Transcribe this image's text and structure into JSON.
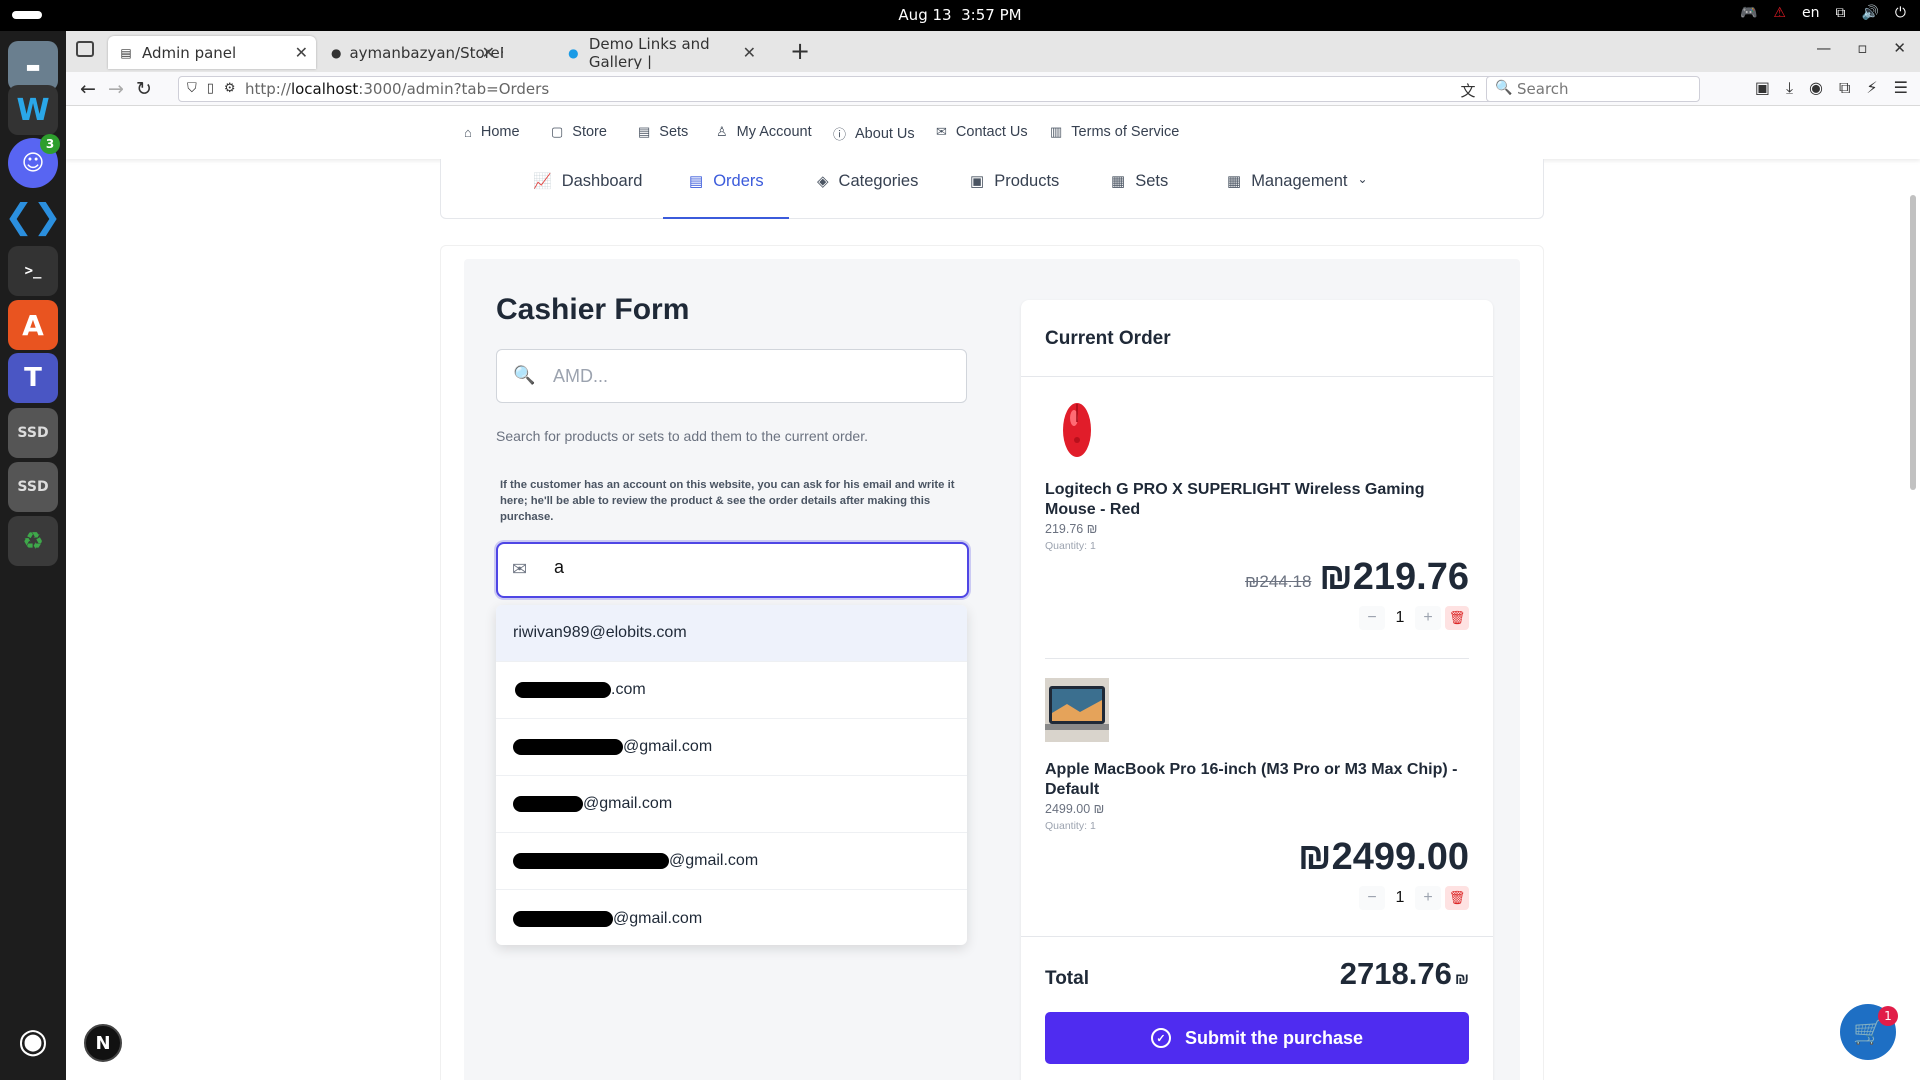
{
  "os": {
    "date": "Aug 13",
    "time": "3:57 PM",
    "language": "en"
  },
  "dock": {
    "discord_badge": "3",
    "ssd_label": "SSD"
  },
  "browser": {
    "tabs": [
      {
        "title": "Admin panel",
        "active": true
      },
      {
        "title": "aymanbazyan/StoreFlow·",
        "active": false
      },
      {
        "title": "Demo Links and Gallery |",
        "active": false
      }
    ],
    "url_prefix": "http://",
    "url_host": "localhost",
    "url_rest": ":3000/admin?tab=Orders",
    "search_placeholder": "Search"
  },
  "site_nav": [
    {
      "label": "Home",
      "icon": "home-icon"
    },
    {
      "label": "Store",
      "icon": "bag-icon"
    },
    {
      "label": "Sets",
      "icon": "receipt-icon"
    },
    {
      "label": "My Account",
      "icon": "user-icon"
    },
    {
      "label": "About Us",
      "icon": "info-icon"
    },
    {
      "label": "Contact Us",
      "icon": "mail-icon"
    },
    {
      "label": "Terms of Service",
      "icon": "document-icon"
    }
  ],
  "admin_tabs": [
    {
      "label": "Dashboard",
      "icon": "chart-line-icon"
    },
    {
      "label": "Orders",
      "icon": "clipboard-icon",
      "active": true
    },
    {
      "label": "Categories",
      "icon": "shapes-icon"
    },
    {
      "label": "Products",
      "icon": "archive-icon"
    },
    {
      "label": "Sets",
      "icon": "table-icon"
    },
    {
      "label": "Management",
      "icon": "grid-icon"
    }
  ],
  "cashier": {
    "title": "Cashier Form",
    "search_placeholder": "AMD...",
    "search_help": "Search for products or sets to add them to the current order.",
    "email_help": "If the customer has an account on this website, you can ask for his email and write it here; he'll be able to review the product & see the order details after making this purchase.",
    "email_value": "a",
    "suggestions": [
      {
        "text": "riwivan989@elobits.com"
      },
      {
        "text": ".com"
      },
      {
        "text": "@gmail.com"
      },
      {
        "text": "@gmail.com"
      },
      {
        "text": "@gmail.com"
      },
      {
        "text": "@gmail.com"
      }
    ]
  },
  "order": {
    "title": "Current Order",
    "items": [
      {
        "name": "Logitech G PRO X SUPERLIGHT Wireless Gaming Mouse - Red",
        "unit_price": "219.76 ₪",
        "quantity_label": "Quantity: 1",
        "old_price": "₪244.18",
        "price": "₪219.76",
        "qty": "1",
        "minus": "−",
        "plus": "+"
      },
      {
        "name": "Apple MacBook Pro 16-inch (M3 Pro or M3 Max Chip) - Default",
        "unit_price": "2499.00 ₪",
        "quantity_label": "Quantity: 1",
        "old_price": "",
        "price": "₪2499.00",
        "qty": "1",
        "minus": "−",
        "plus": "+"
      }
    ],
    "total_label": "Total",
    "total_value": "2718.76",
    "total_currency": "₪",
    "submit_label": "Submit the purchase"
  },
  "floating": {
    "next_badge": "N",
    "cart_count": "1"
  },
  "colors": {
    "accent": "#4f46e5",
    "submit": "#4f2cf0",
    "active_tab": "#3b5bdb",
    "delete": "#dc2626"
  }
}
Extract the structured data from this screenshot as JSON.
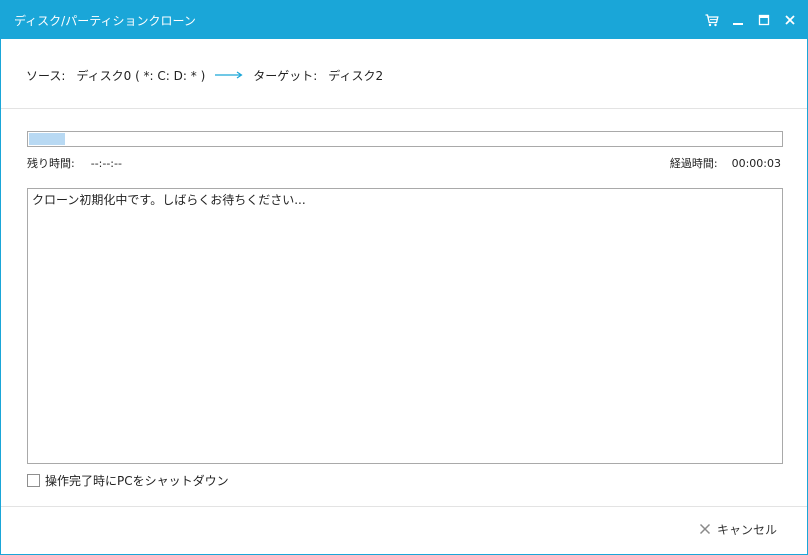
{
  "window": {
    "title": "ディスク/パーティションクローン",
    "accent_color": "#1aa6d8",
    "controls": [
      "cart-icon",
      "minimize-icon",
      "maximize-icon",
      "close-icon"
    ]
  },
  "source": {
    "label": "ソース:",
    "value": "ディスク0 ( *: C: D: * )",
    "target_label": "ターゲット:",
    "target_value": "ディスク2"
  },
  "progress": {
    "percent": 5
  },
  "times": {
    "remaining_label": "残り時間:",
    "remaining_value": "--:--:--",
    "elapsed_label": "経過時間:",
    "elapsed_value": "00:00:03"
  },
  "log": {
    "lines": [
      "クローン初期化中です。しばらくお待ちください..."
    ]
  },
  "shutdown": {
    "label": "操作完了時にPCをシャットダウン",
    "checked": false
  },
  "footer": {
    "cancel_label": "キャンセル"
  }
}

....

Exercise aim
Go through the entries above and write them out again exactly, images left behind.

Task solution
Transcribe this image's text and structure into JSON.
{
  "os": {
    "date": "Aug 13",
    "time": "3:57 PM",
    "language": "en"
  },
  "dock": {
    "discord_badge": "3",
    "ssd_label": "SSD"
  },
  "browser": {
    "tabs": [
      {
        "title": "Admin panel",
        "active": true
      },
      {
        "title": "aymanbazyan/StoreFlow·",
        "active": false
      },
      {
        "title": "Demo Links and Gallery |",
        "active": false
      }
    ],
    "url_prefix": "http://",
    "url_host": "localhost",
    "url_rest": ":3000/admin?tab=Orders",
    "search_placeholder": "Search"
  },
  "site_nav": [
    {
      "label": "Home",
      "icon": "home-icon"
    },
    {
      "label": "Store",
      "icon": "bag-icon"
    },
    {
      "label": "Sets",
      "icon": "receipt-icon"
    },
    {
      "label": "My Account",
      "icon": "user-icon"
    },
    {
      "label": "About Us",
      "icon": "info-icon"
    },
    {
      "label": "Contact Us",
      "icon": "mail-icon"
    },
    {
      "label": "Terms of Service",
      "icon": "document-icon"
    }
  ],
  "admin_tabs": [
    {
      "label": "Dashboard",
      "icon": "chart-line-icon"
    },
    {
      "label": "Orders",
      "icon": "clipboard-icon",
      "active": true
    },
    {
      "label": "Categories",
      "icon": "shapes-icon"
    },
    {
      "label": "Products",
      "icon": "archive-icon"
    },
    {
      "label": "Sets",
      "icon": "table-icon"
    },
    {
      "label": "Management",
      "icon": "grid-icon"
    }
  ],
  "cashier": {
    "title": "Cashier Form",
    "search_placeholder": "AMD...",
    "search_help": "Search for products or sets to add them to the current order.",
    "email_help": "If the customer has an account on this website, you can ask for his email and write it here; he'll be able to review the product & see the order details after making this purchase.",
    "email_value": "a",
    "suggestions": [
      {
        "text": "riwivan989@elobits.com"
      },
      {
        "text": ".com"
      },
      {
        "text": "@gmail.com"
      },
      {
        "text": "@gmail.com"
      },
      {
        "text": "@gmail.com"
      },
      {
        "text": "@gmail.com"
      }
    ]
  },
  "order": {
    "title": "Current Order",
    "items": [
      {
        "name": "Logitech G PRO X SUPERLIGHT Wireless Gaming Mouse - Red",
        "unit_price": "219.76 ₪",
        "quantity_label": "Quantity: 1",
        "old_price": "₪244.18",
        "price": "₪219.76",
        "qty": "1",
        "minus": "−",
        "plus": "+"
      },
      {
        "name": "Apple MacBook Pro 16-inch (M3 Pro or M3 Max Chip) - Default",
        "unit_price": "2499.00 ₪",
        "quantity_label": "Quantity: 1",
        "old_price": "",
        "price": "₪2499.00",
        "qty": "1",
        "minus": "−",
        "plus": "+"
      }
    ],
    "total_label": "Total",
    "total_value": "2718.76",
    "total_currency": "₪",
    "submit_label": "Submit the purchase"
  },
  "floating": {
    "next_badge": "N",
    "cart_count": "1"
  },
  "colors": {
    "accent": "#4f46e5",
    "submit": "#4f2cf0",
    "active_tab": "#3b5bdb",
    "delete": "#dc2626"
  }
}
Extract the structured data from this screenshot as JSON.
{
  "window": {
    "title": "ディスク/パーティションクローン",
    "accent_color": "#1aa6d8",
    "controls": [
      "cart-icon",
      "minimize-icon",
      "maximize-icon",
      "close-icon"
    ]
  },
  "source": {
    "label": "ソース:",
    "value": "ディスク0 ( *: C: D: * )",
    "target_label": "ターゲット:",
    "target_value": "ディスク2"
  },
  "progress": {
    "percent": 5
  },
  "times": {
    "remaining_label": "残り時間:",
    "remaining_value": "--:--:--",
    "elapsed_label": "経過時間:",
    "elapsed_value": "00:00:03"
  },
  "log": {
    "lines": [
      "クローン初期化中です。しばらくお待ちください..."
    ]
  },
  "shutdown": {
    "label": "操作完了時にPCをシャットダウン",
    "checked": false
  },
  "footer": {
    "cancel_label": "キャンセル"
  }
}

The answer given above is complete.